Many religions consider ingratitude to be sinful. It’s perceived this way because, in part, the unconscious willingness of many people to identify with the alleged lack of value in others and in life itself produces inner guilt (the impression that one is doing a bad thing and deserves to be punished). Rather than see ingratitude as a sin, it’s more helpful to see it as a blind spot in self-awareness or as a “sin” against oneself. Ingratitude is a measure of how little we feel the wonder of our own existence.

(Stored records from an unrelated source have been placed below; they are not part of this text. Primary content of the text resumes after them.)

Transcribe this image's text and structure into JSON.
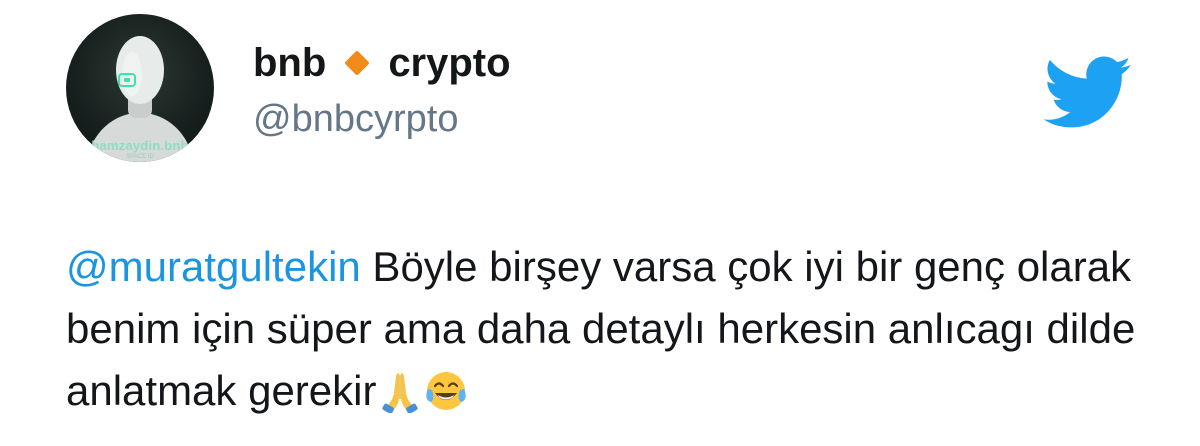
{
  "user": {
    "display_name_part1": "bnb",
    "display_name_part2": "crypto",
    "handle": "@bnbcyrpto",
    "avatar_caption": "hamzaydin.bnb",
    "avatar_subcaption": "SPACE ID"
  },
  "tweet": {
    "mention": "@muratgultekin",
    "text": " Böyle birşey varsa çok iyi bir genç olarak benim için süper ama daha detaylı herkesin anlıcagı dilde anlatmak gerekir",
    "emojis": [
      "folded-hands",
      "face-with-tears-of-joy"
    ]
  },
  "colors": {
    "twitter_blue": "#1da1f2",
    "mention_blue": "#1b95e0",
    "diamond_orange": "#f28b1b",
    "handle_gray": "#657786"
  },
  "icons": {
    "brand": "twitter-bird-icon",
    "separator": "diamond-icon"
  }
}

Finally, let’s look at how, like King Lear or Viola, we can manage to get triggered so much by the ingratitude of others. There’s no need, of course, to get triggered by the behavior of ingrates, because, as we’ve seen above, their behaviors have nothing to do with us personally. When we do get triggered, it’s because it feels to us that they aren’t recognizing our value or appreciating us. The sense is that what we have given to them or what we might mean to them is not valued, and we take that personally. Our painful reaction means that we ourselves are resonating with the feeling of lacking in value. We’re making an unconscious choice to go there and feel that negative impression, even though it’s not true that we are, in any intrinsic way, lacking in value. If we wish to overcome this emotional weakness, and thereby refrain from needless suffering, we only need to recognize and work out our emotional attachment to feelings of unworthiness. Common the world over, it’s an old impression that lingers from childhood, and our consciousness can dispel it.
Gratitude is felt, in its most sincere rendition, when we connect with our goodness and sense of intrinsic value. We’re grateful for the pleasure of this consciousness, and we’re grateful to anyone or anything that has helped us to enhance it. Gratitude becomes, instead of an obligation to others or an effort that seems to detract from one’s self, an integral part of our pleasure in life.